◆ Records supplied:
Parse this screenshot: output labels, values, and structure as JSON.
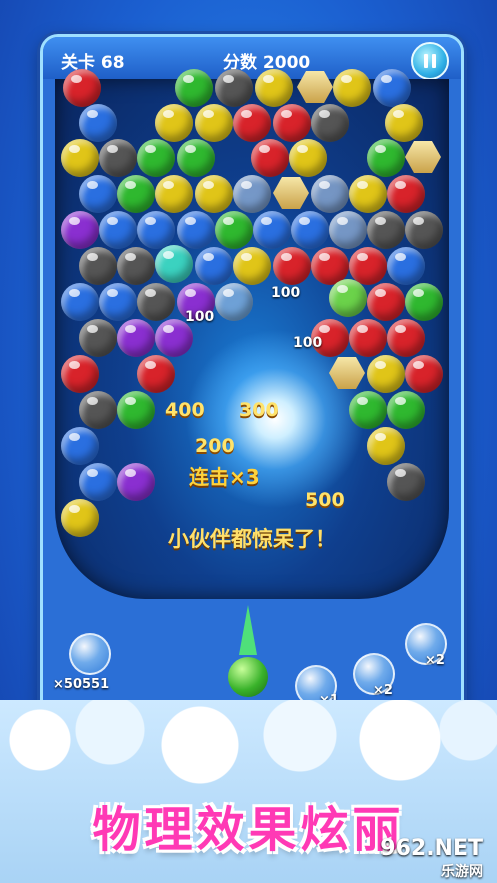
{
  "hud": {
    "level": "关卡 68",
    "score": "分数 2000"
  },
  "popups": {
    "p1": "100",
    "p2": "100",
    "p3": "100",
    "p4": "400",
    "p5": "300",
    "p6": "200",
    "p7": "500"
  },
  "combo": "连击×3",
  "message": "小伙伴都惊呆了！",
  "powerups": {
    "coins": "×50551",
    "x1": "×1",
    "x2a": "×2",
    "x2b": "×2"
  },
  "slogan": "物理效果炫丽",
  "watermark": {
    "top": "962.NET",
    "bottom": "乐游网"
  }
}
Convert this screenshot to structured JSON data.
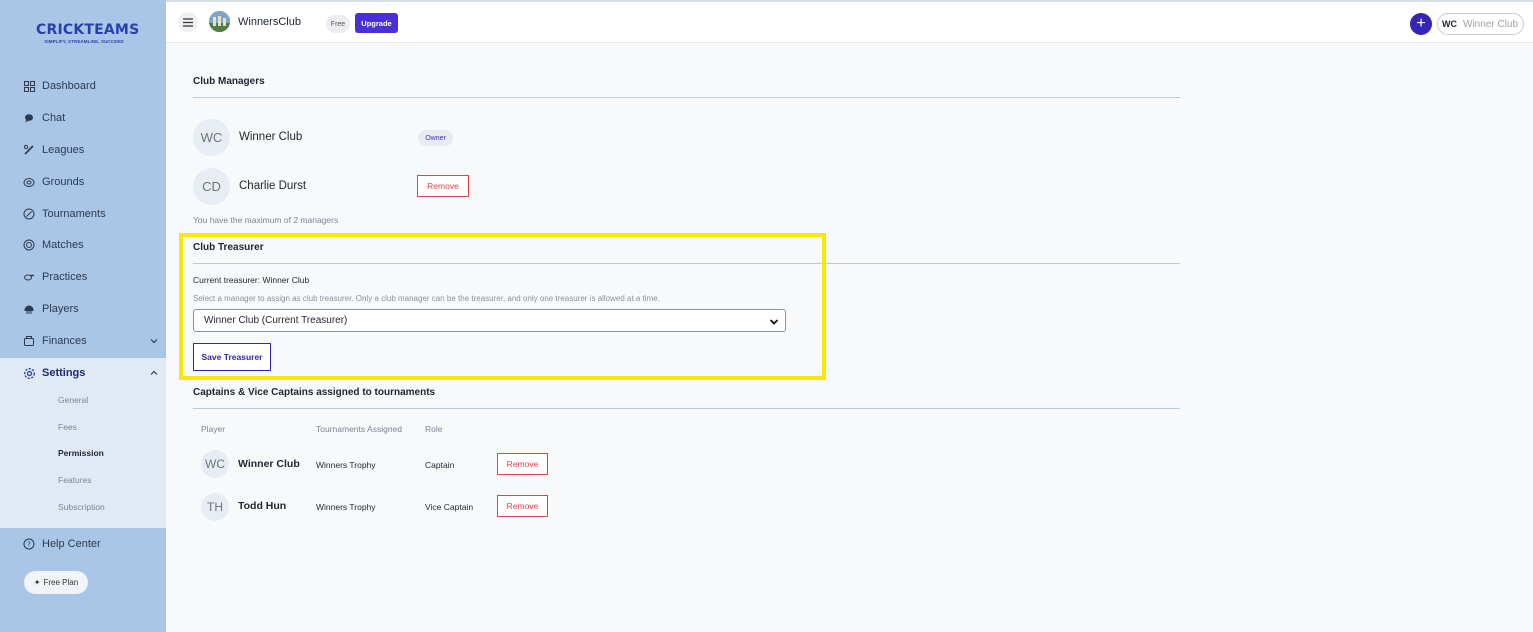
{
  "brand": {
    "name": "CRICKTEAMS",
    "tagline": "SIMPLIFY, STREAMLINE, SUCCEED"
  },
  "sidebar": {
    "items": [
      {
        "label": "Dashboard",
        "icon": "grid-icon"
      },
      {
        "label": "Chat",
        "icon": "chat-bubble-icon"
      },
      {
        "label": "Leagues",
        "icon": "cricket-bat-icon"
      },
      {
        "label": "Grounds",
        "icon": "stadium-icon"
      },
      {
        "label": "Tournaments",
        "icon": "trophy-icon"
      },
      {
        "label": "Matches",
        "icon": "ball-icon"
      },
      {
        "label": "Practices",
        "icon": "whistle-icon"
      },
      {
        "label": "Players",
        "icon": "helmet-icon"
      },
      {
        "label": "Finances",
        "icon": "wallet-icon"
      },
      {
        "label": "Settings",
        "icon": "gear-icon"
      }
    ],
    "settings_sub": [
      "General",
      "Fees",
      "Permission",
      "Features",
      "Subscription"
    ],
    "help": "Help Center",
    "plan": "Free Plan"
  },
  "header": {
    "club_name": "WinnersClub",
    "free_badge": "Free",
    "upgrade": "Upgrade",
    "plus": "+",
    "user_initials": "WC",
    "user_name": "Winner Club"
  },
  "managers": {
    "title": "Club Managers",
    "list": [
      {
        "initials": "WC",
        "name": "Winner Club",
        "badge": "Owner"
      },
      {
        "initials": "CD",
        "name": "Charlie Durst",
        "action": "Remove"
      }
    ],
    "note": "You have the maximum of 2 managers"
  },
  "treasurer": {
    "title": "Club Treasurer",
    "current": "Current treasurer: Winner Club",
    "help": "Select a manager to assign as club treasurer. Only a club manager can be the treasurer, and only one treasurer is allowed at a time.",
    "selected": "Winner Club (Current Treasurer)",
    "save": "Save Treasurer"
  },
  "captains": {
    "title": "Captains & Vice Captains assigned to tournaments",
    "headers": [
      "Player",
      "Tournaments Assigned",
      "Role"
    ],
    "rows": [
      {
        "initials": "WC",
        "name": "Winner Club",
        "tournament": "Winners Trophy",
        "role": "Captain",
        "action": "Remove"
      },
      {
        "initials": "TH",
        "name": "Todd Hun",
        "tournament": "Winners Trophy",
        "role": "Vice Captain",
        "action": "Remove"
      }
    ]
  },
  "colors": {
    "accent": "#3424b8",
    "sidebar": "#a9c6e6",
    "danger": "#e0424b",
    "highlight": "#f5ea00"
  }
}
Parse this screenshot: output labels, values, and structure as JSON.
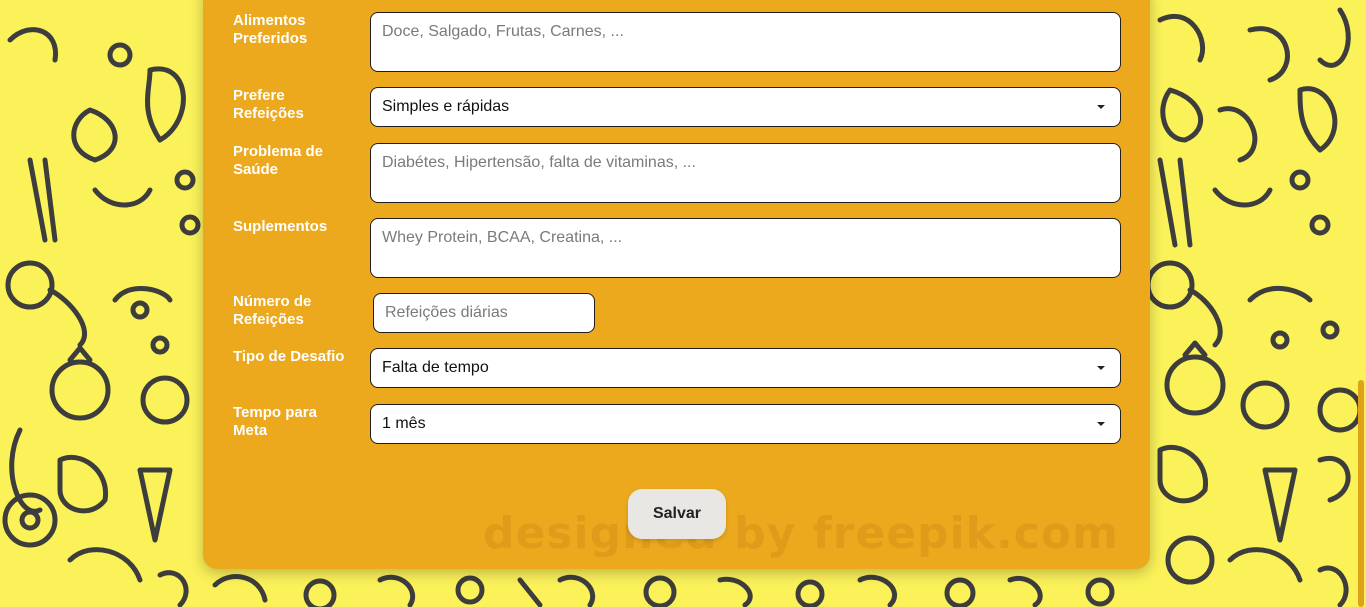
{
  "form": {
    "alimentos": {
      "label": "Alimentos Preferidos",
      "placeholder": "Doce, Salgado, Frutas, Carnes, ..."
    },
    "refeicoes": {
      "label": "Prefere Refeições",
      "value": "Simples e rápidas"
    },
    "saude": {
      "label": "Problema de Saúde",
      "placeholder": "Diabétes, Hipertensão, falta de vitaminas, ..."
    },
    "suplementos": {
      "label": "Suplementos",
      "placeholder": "Whey Protein, BCAA, Creatina, ..."
    },
    "numero_refeicoes": {
      "label": "Número de Refeições",
      "placeholder": "Refeições diárias"
    },
    "desafio": {
      "label": "Tipo de Desafio",
      "value": "Falta de tempo"
    },
    "tempo_meta": {
      "label": "Tempo para Meta",
      "value": "1 mês"
    },
    "save_label": "Salvar"
  },
  "watermark": "designed by freepik.com",
  "colors": {
    "background": "#fbf25a",
    "card": "#eca91e",
    "doodle": "#3d3d3d",
    "button": "#e9e7e4"
  }
}
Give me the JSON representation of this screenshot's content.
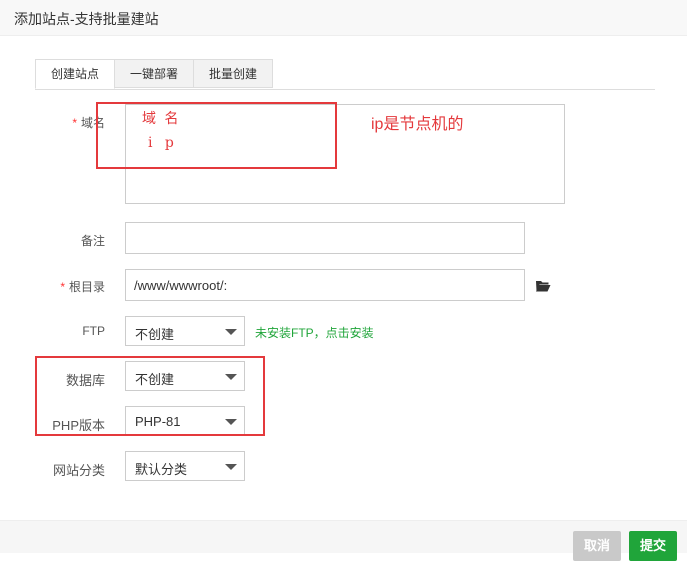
{
  "window": {
    "title": "添加站点-支持批量建站"
  },
  "tabs": [
    {
      "label": "创建站点",
      "active": true
    },
    {
      "label": "一键部署",
      "active": false
    },
    {
      "label": "批量创建",
      "active": false
    }
  ],
  "form": {
    "required_mark": "*",
    "domain": {
      "label": "域名",
      "handwritten_line1": "域 名",
      "handwritten_line2": "i p"
    },
    "remark": {
      "label": "备注",
      "value": ""
    },
    "root": {
      "label": "根目录",
      "value": "/www/wwwroot/:"
    },
    "ftp": {
      "label": "FTP",
      "selected": "不创建",
      "hint": "未安装FTP，点击安装"
    },
    "database": {
      "label": "数据库",
      "selected": "不创建"
    },
    "php": {
      "label": "PHP版本",
      "selected": "PHP-81"
    },
    "category": {
      "label": "网站分类",
      "selected": "默认分类"
    }
  },
  "annotation": {
    "text": "ip是节点机的"
  },
  "footer": {
    "cancel_label": "取消",
    "submit_label": "提交"
  },
  "colors": {
    "accent_green": "#20a53a",
    "annotation_red": "#e4393c",
    "cancel_gray": "#c9c9c9"
  }
}
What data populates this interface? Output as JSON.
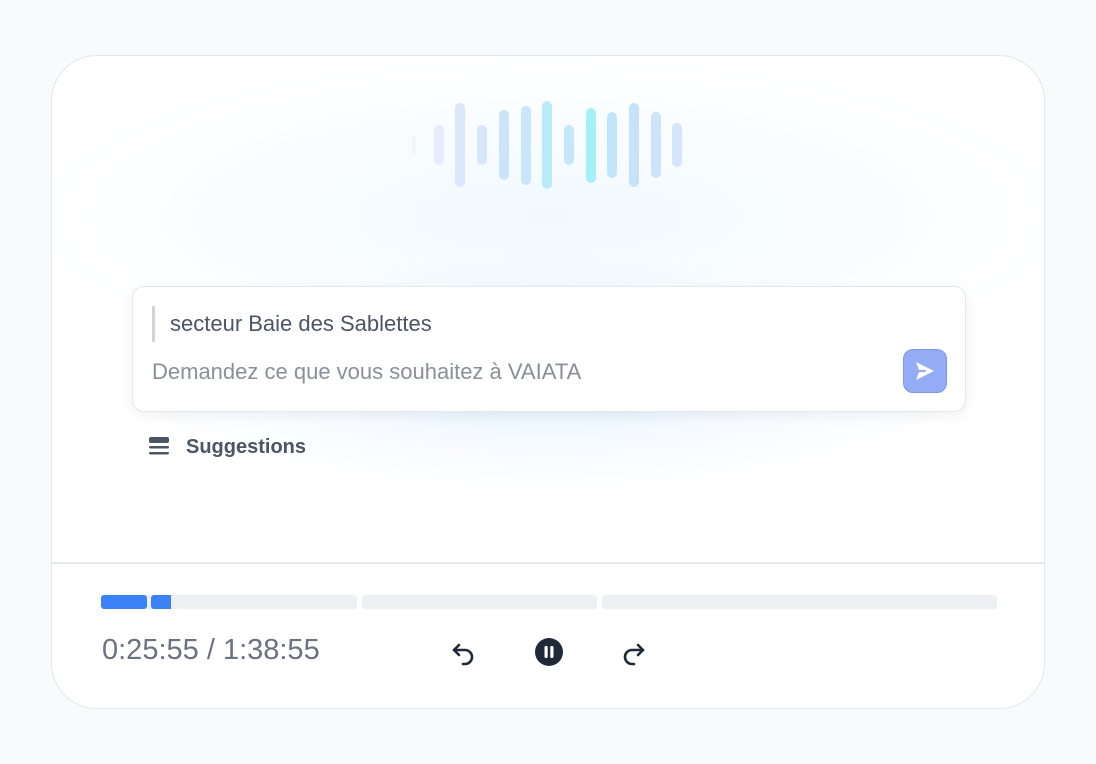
{
  "waveform": {
    "icon": "audio-waveform-icon",
    "levels": [
      0.2,
      0.45,
      0.95,
      0.45,
      0.8,
      0.9,
      1.0,
      0.45,
      0.85,
      0.75,
      0.95,
      0.75,
      0.5
    ],
    "colors": [
      "#f3f4f6",
      "#e6ecfb",
      "#dde7fb",
      "#d7e6fb",
      "#cbe3fb",
      "#c9e6fb",
      "#b9ecf9",
      "#c5e7fa",
      "#a5f0f7",
      "#c0e6fb",
      "#c5e3fb",
      "#cde2fb",
      "#d5e5fb"
    ]
  },
  "composer": {
    "quoted_context": "secteur Baie des Sablettes",
    "placeholder": "Demandez ce que vous souhaitez à VAIATA",
    "send_icon": "send-icon",
    "send_color": "#93acf5"
  },
  "suggestions": {
    "icon": "stack-icon",
    "label": "Suggestions"
  },
  "player": {
    "current_time": "0:25:55",
    "separator": " / ",
    "total_time": "1:38:55",
    "progress_fraction": 0.0796,
    "accent": "#3b82f6",
    "track_color": "#eef0f3",
    "controls": {
      "back_icon": "undo-arrow-icon",
      "pause_icon": "pause-icon",
      "forward_icon": "redo-arrow-icon"
    }
  }
}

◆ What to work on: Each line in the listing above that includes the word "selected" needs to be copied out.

◆ Expected answer:
    "selected": "Winner Club (Current Treasurer)",
      "selected": "不创建",
      "selected": "不创建"
      "selected": "PHP-81"
      "selected": "默认分类"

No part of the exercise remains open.